§ THE TASK:
Go over the lines below, and when one contains the word "defense", copy it.

─── SOURCE RECORDS ───

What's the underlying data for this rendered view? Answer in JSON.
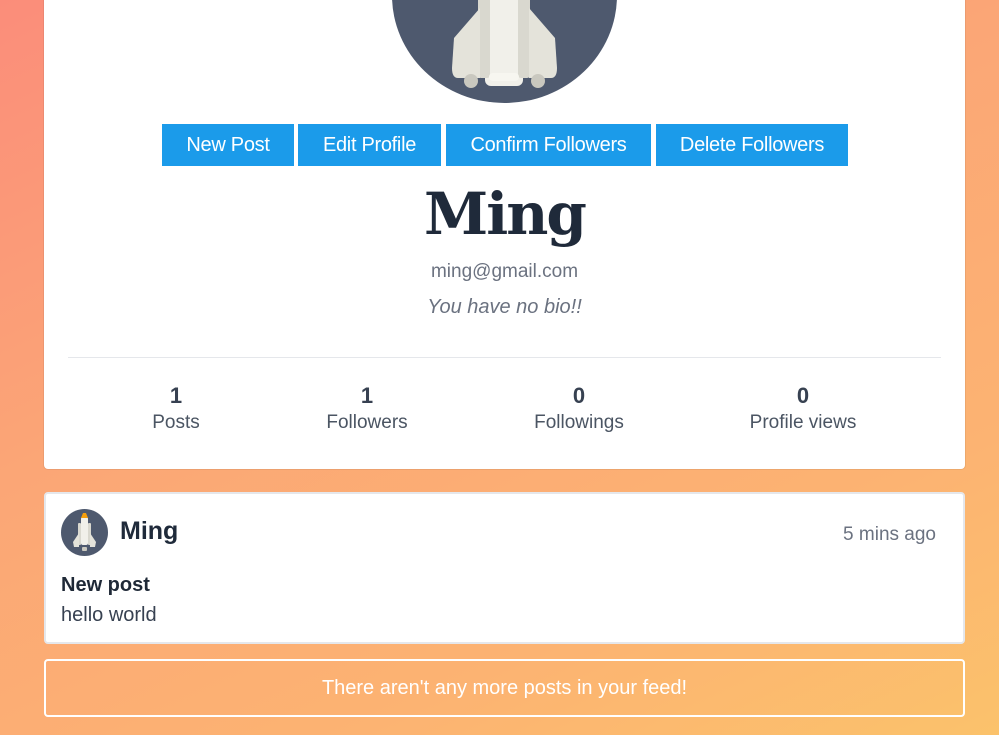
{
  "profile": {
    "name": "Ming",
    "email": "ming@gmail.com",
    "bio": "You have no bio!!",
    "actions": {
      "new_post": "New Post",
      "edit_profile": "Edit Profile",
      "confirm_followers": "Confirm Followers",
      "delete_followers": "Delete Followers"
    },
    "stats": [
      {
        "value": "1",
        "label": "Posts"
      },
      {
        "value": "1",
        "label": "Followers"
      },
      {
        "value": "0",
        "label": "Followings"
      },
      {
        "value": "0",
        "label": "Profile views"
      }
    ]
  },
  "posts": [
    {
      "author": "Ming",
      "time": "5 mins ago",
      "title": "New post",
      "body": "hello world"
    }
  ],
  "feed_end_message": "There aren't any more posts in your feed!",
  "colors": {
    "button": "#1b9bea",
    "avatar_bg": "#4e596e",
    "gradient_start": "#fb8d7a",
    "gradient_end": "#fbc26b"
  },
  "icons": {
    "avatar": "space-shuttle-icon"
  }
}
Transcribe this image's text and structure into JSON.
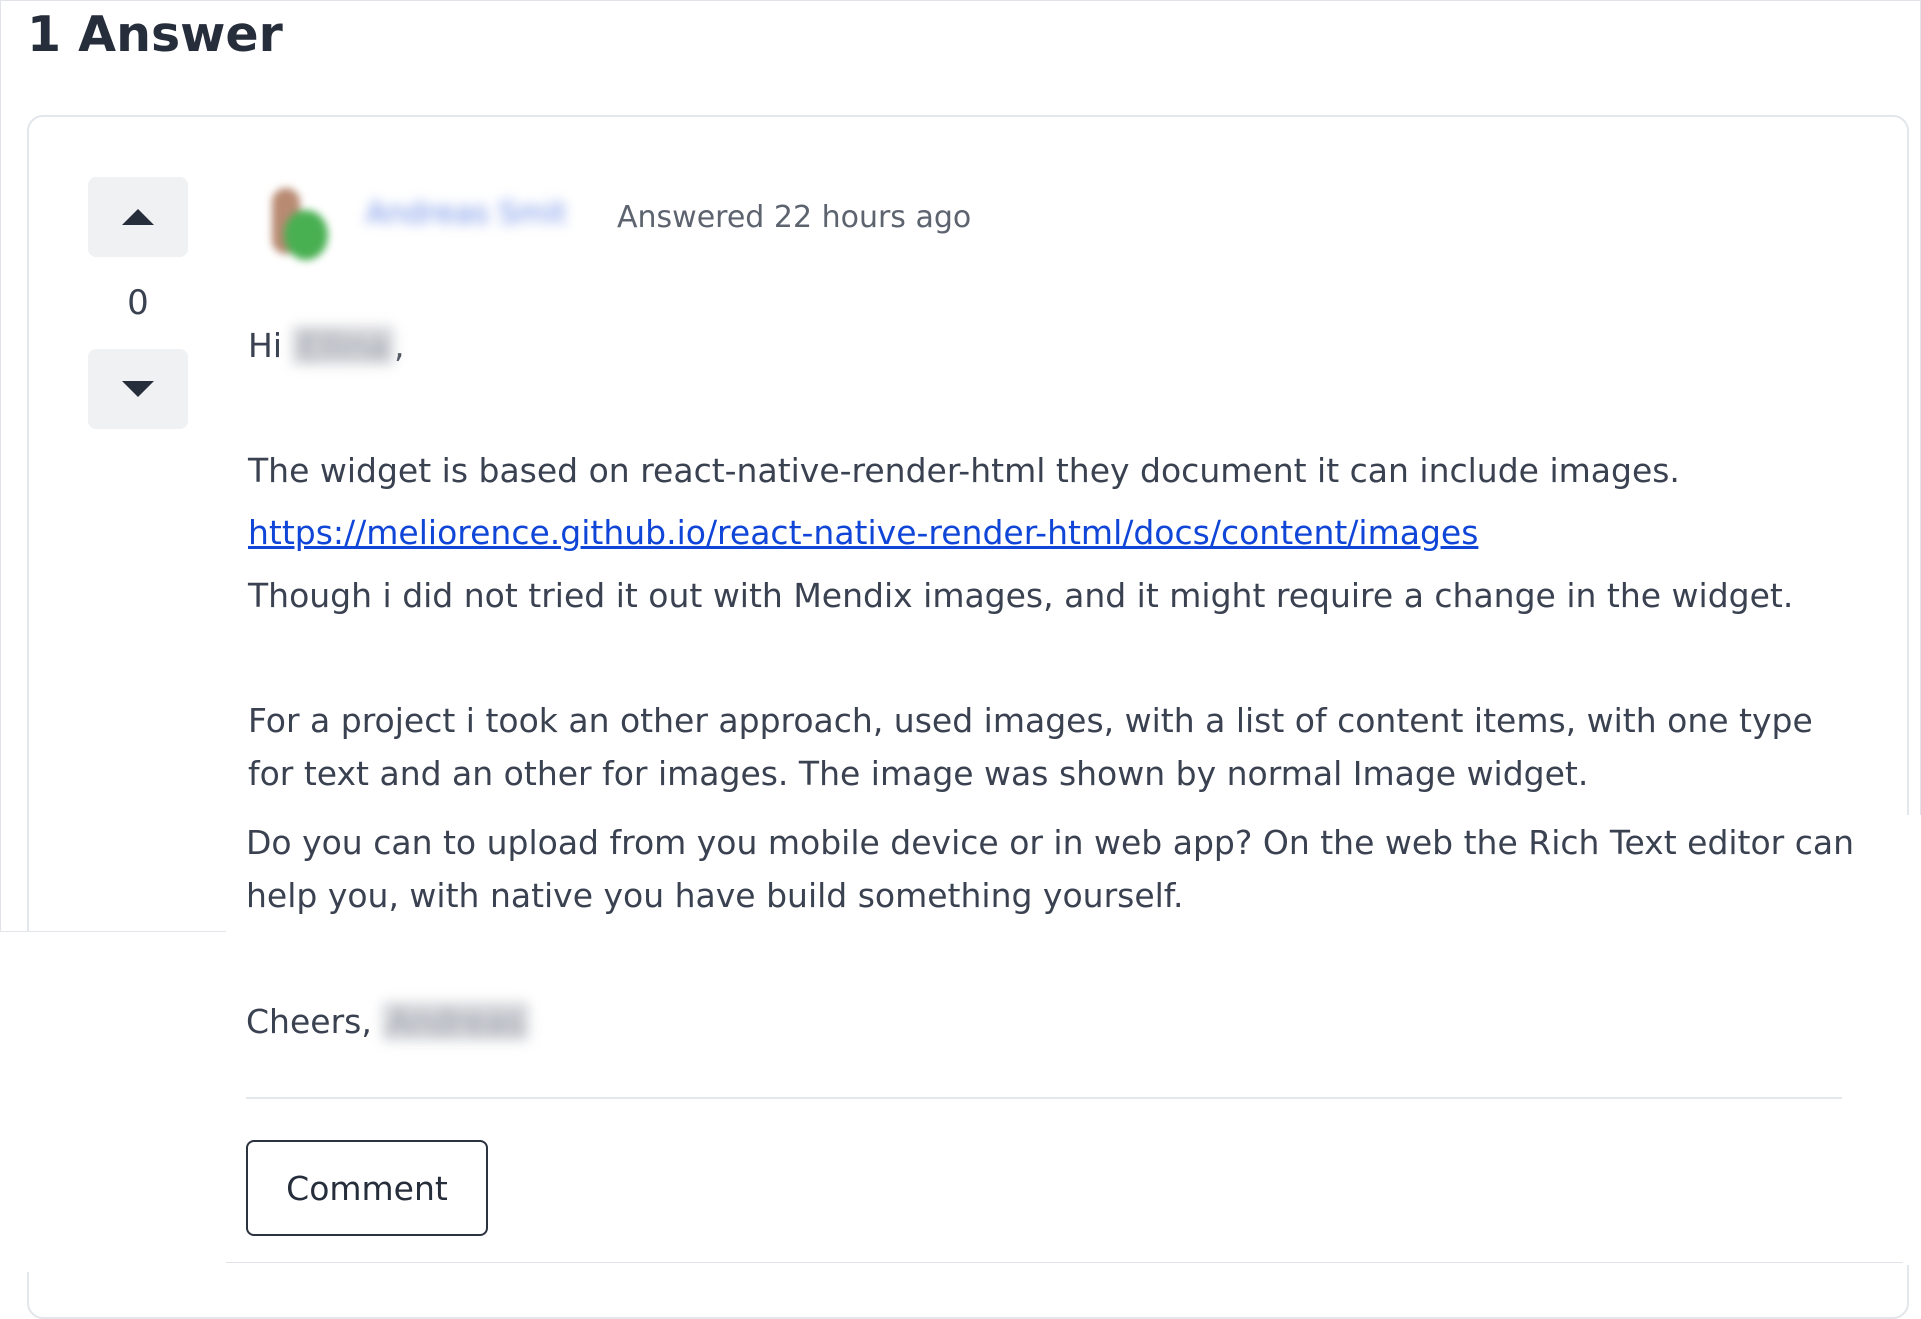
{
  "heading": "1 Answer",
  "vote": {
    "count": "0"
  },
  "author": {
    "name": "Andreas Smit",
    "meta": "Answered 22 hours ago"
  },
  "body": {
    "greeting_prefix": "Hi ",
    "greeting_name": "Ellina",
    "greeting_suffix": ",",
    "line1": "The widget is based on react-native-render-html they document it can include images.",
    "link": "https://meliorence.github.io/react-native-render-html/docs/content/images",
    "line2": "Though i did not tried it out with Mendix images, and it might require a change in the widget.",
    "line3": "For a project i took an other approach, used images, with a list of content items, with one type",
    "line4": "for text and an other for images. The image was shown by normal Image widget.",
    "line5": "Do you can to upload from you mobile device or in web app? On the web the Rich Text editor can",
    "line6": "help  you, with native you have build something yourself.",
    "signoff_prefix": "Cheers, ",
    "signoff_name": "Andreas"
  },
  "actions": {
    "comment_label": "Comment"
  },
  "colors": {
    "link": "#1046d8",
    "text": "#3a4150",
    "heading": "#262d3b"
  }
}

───
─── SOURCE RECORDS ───

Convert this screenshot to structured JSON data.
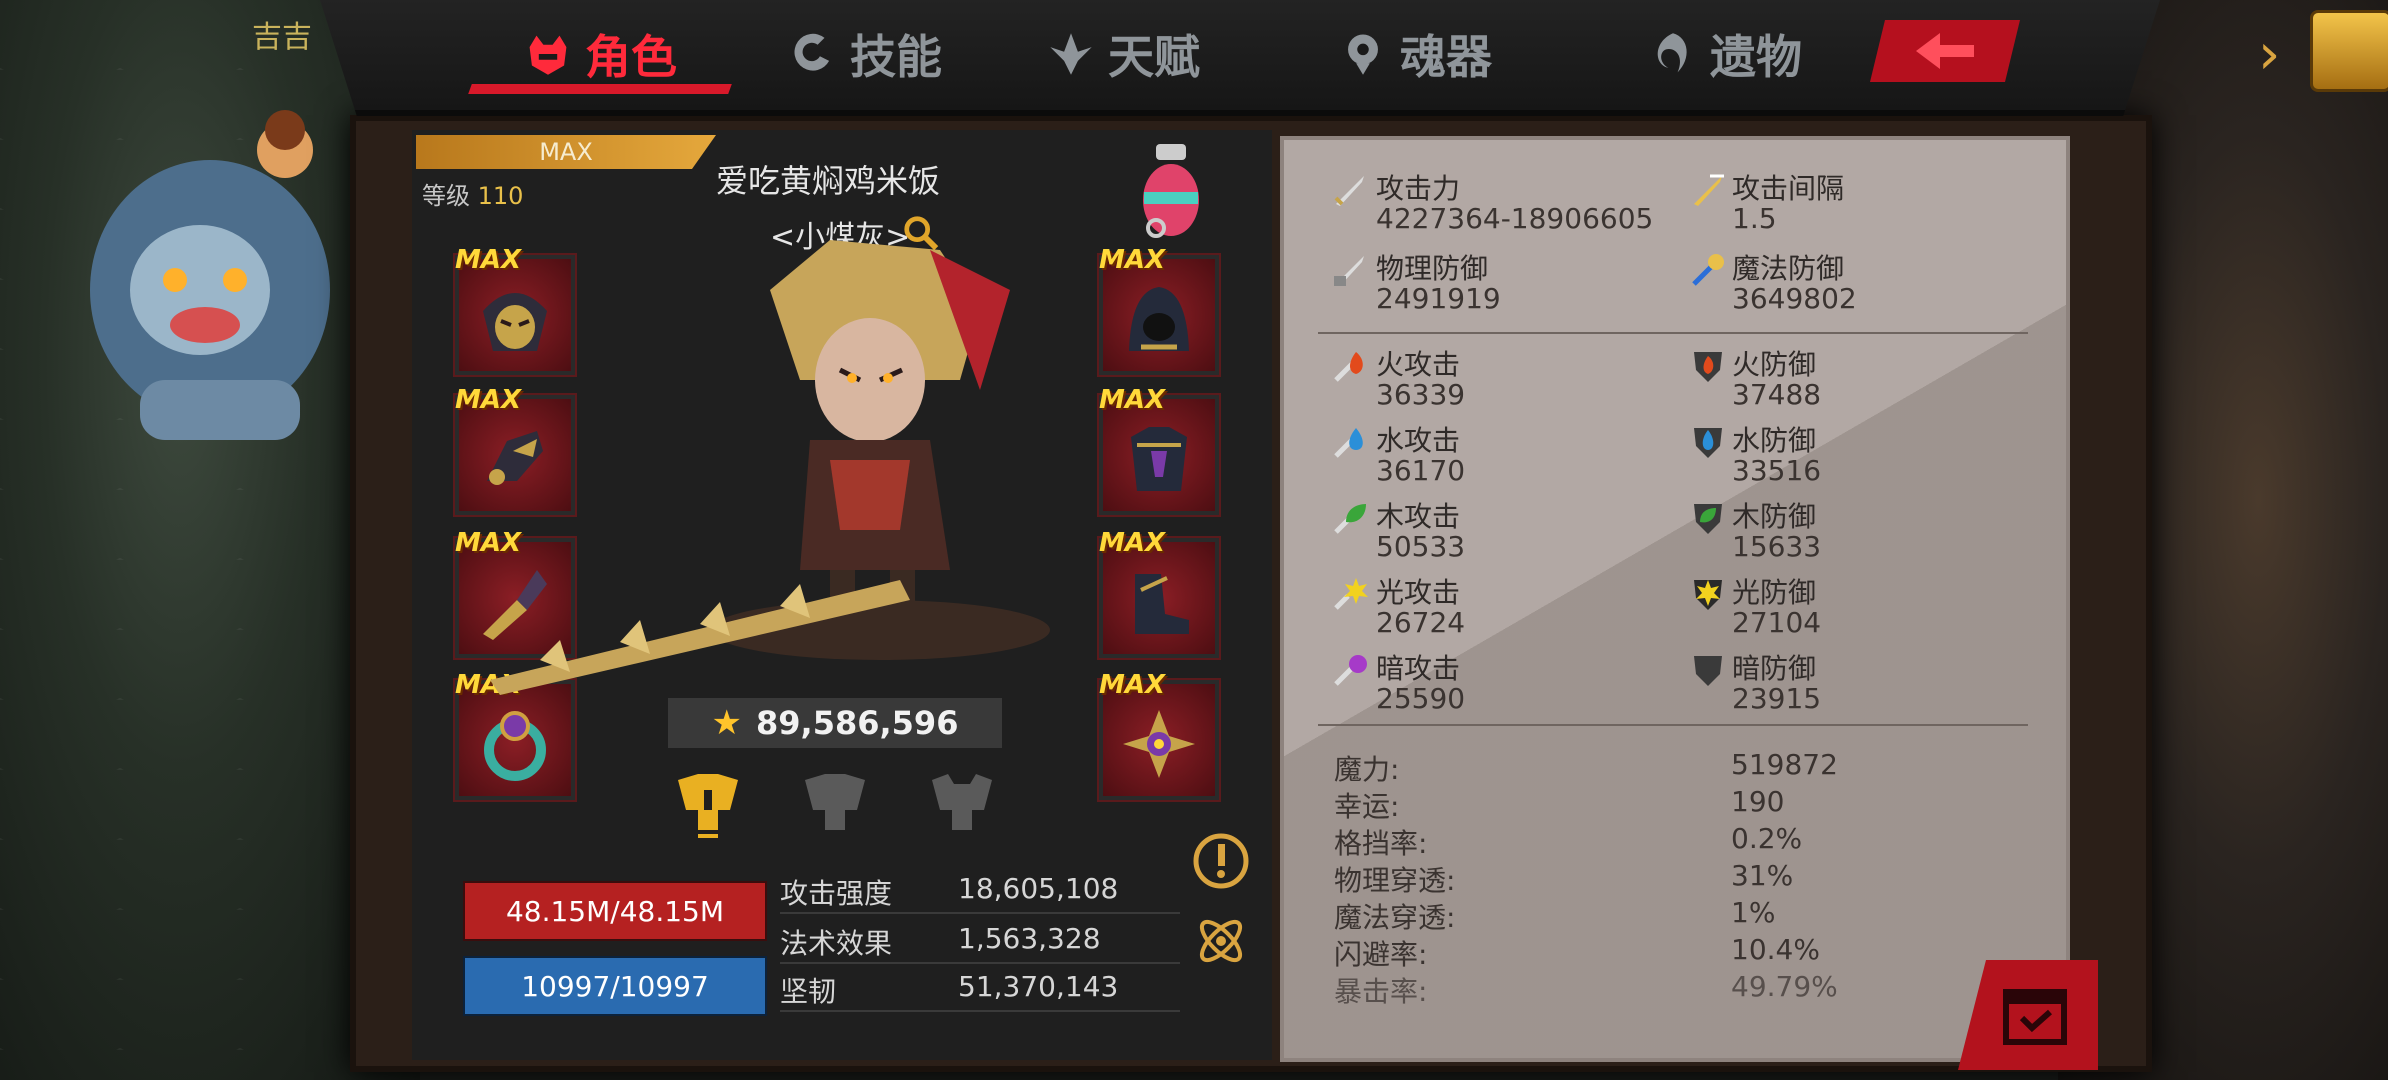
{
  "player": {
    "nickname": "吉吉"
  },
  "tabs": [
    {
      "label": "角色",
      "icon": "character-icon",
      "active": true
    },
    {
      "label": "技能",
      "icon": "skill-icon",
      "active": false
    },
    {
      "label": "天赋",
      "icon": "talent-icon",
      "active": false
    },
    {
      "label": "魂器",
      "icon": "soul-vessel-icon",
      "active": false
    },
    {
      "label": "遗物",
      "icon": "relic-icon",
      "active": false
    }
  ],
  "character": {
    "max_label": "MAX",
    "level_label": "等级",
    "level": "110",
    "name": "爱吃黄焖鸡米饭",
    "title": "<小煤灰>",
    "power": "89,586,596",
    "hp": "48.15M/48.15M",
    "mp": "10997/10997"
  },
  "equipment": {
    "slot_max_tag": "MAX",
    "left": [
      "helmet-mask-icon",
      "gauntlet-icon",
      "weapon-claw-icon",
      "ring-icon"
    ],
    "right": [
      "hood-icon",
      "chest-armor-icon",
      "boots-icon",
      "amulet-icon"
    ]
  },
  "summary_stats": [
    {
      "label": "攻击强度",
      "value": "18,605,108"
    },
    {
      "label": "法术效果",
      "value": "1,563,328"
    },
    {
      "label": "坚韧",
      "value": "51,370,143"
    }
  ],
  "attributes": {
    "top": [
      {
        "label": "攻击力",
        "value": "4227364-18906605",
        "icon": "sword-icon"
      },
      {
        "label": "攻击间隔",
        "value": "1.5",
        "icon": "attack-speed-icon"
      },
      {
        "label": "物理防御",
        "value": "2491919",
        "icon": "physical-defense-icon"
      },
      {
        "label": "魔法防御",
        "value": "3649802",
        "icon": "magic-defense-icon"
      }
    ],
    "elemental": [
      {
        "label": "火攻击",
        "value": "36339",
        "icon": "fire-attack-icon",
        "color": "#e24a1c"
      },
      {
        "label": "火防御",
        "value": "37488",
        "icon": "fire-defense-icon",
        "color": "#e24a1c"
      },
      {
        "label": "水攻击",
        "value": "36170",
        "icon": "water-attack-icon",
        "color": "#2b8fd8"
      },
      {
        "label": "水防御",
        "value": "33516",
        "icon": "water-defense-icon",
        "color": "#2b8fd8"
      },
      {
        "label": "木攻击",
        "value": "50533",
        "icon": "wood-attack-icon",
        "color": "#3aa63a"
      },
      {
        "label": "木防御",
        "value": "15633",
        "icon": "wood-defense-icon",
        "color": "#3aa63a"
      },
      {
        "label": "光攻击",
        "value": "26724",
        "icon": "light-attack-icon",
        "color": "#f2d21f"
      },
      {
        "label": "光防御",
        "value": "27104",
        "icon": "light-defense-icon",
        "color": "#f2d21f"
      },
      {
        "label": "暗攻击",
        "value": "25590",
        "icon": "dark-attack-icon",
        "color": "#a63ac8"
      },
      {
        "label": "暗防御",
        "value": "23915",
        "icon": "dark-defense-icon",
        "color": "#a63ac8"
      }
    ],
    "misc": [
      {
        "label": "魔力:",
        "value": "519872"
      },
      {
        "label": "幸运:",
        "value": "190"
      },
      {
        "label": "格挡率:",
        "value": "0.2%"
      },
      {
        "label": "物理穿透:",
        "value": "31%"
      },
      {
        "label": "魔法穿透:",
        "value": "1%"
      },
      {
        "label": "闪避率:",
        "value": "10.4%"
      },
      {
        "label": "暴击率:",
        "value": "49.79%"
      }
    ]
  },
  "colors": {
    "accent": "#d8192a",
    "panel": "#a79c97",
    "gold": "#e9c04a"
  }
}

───

§ RESULT FOR THIS EXERCISE:
        "icon": "physical-defense-icon"
        "icon": "magic-defense-icon"
        "icon": "fire-defense-icon",
        "icon": "water-defense-icon",
        "icon": "wood-defense-icon",
        "icon": "light-defense-icon",
        "icon": "dark-defense-icon",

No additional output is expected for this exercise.